In Hebrews 3, we learn that Moses was a great leader. He saved the Israelites from Egyptian slavery, took the initiative to fight with Pharaoh to let “his people go.” Moreover, he continued to serve the Lord in the wilderness for 40 years, despite the fact that the people who followed him constantly complained. If any of us were Moses, we would have lost our patience and temper long before he did.

However, Moses was not perfect. He was not always faithful. For example, God commanded Moses to speak to the rock, but instead he struck the rock with his staff. Also, Moses took credit for bringing forth the water as a miracle instead of giving glory to God. Let’s not give him too hard of a time. Haven’t all of us made similar mistakes?

Moses was a good leader, but he was a sinner. Jesus, however, was without sin and always obeyed His Heavenly Father. Hebrews 4:15 states, “For we do not have a high priest (Jesus) who is unable to sympathize with our weaknesses, but one who in every respect was tempted as we are, yet without sin.” That is why Jesus is counted worthy of more glory than Moses. He is the God-Man, the Savior of the World, the Prince of Peace, and the Faithful Servant.

Throughout our Christian life, we will have heroes of the faith like Moses, Noah, Esther, and Elijah who do marvelous things for the Lord. There is nothing wrong with looking up to these people. Yet, because of human sin, our heroes will ultimately disappoint us because they are not perfect like Christ. We live in a world today where we desire to idolize the creation rather than the Creator. It’s no surprise to me that we are blatant about this concept, especially in the entertainment world: American Idol. There is an evil inclination for us to worship humans who are athletic, a brilliant scientist or doctor, or even charismatic preachers. Hebrews 3 reminds us that only God is worthy of receiving all the glory, honor, and praise because He is perfect in love, wisdom, strength, intelligence, art, you name it!
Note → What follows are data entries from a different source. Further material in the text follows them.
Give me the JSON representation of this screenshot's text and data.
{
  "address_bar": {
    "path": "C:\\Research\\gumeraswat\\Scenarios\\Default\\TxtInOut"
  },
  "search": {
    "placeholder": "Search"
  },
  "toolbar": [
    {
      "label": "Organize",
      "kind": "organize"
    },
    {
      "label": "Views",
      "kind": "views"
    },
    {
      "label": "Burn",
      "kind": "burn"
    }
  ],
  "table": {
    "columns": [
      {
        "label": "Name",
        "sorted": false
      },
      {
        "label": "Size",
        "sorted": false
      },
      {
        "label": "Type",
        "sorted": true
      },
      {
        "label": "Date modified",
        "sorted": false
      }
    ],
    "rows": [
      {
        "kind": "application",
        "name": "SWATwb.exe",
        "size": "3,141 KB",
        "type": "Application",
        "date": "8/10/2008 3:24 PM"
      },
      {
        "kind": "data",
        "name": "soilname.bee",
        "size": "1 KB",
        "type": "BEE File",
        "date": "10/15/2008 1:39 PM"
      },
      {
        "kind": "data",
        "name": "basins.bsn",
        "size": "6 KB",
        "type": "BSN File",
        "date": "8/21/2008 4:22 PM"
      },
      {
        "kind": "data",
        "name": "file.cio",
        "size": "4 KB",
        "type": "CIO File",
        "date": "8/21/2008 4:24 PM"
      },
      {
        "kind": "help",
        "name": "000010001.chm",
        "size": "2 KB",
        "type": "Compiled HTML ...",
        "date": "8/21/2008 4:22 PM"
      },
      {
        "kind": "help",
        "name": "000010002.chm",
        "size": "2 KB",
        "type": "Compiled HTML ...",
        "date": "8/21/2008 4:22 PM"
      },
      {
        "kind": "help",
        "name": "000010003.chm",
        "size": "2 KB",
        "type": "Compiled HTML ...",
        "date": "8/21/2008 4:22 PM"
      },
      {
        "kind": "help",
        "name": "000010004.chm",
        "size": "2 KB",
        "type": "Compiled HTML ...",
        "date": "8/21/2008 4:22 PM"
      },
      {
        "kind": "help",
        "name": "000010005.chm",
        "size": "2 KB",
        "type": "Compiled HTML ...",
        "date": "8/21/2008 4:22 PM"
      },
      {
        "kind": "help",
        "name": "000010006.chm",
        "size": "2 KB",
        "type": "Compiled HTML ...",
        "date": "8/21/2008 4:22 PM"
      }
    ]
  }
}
Application: This week, think of 5 times in your life when God was faithful to you. Give Him praise and honor for fulfilling His promises. Then, I want to challenge you to share with someone a time when God was faithful so that He receives glory from us. God bless!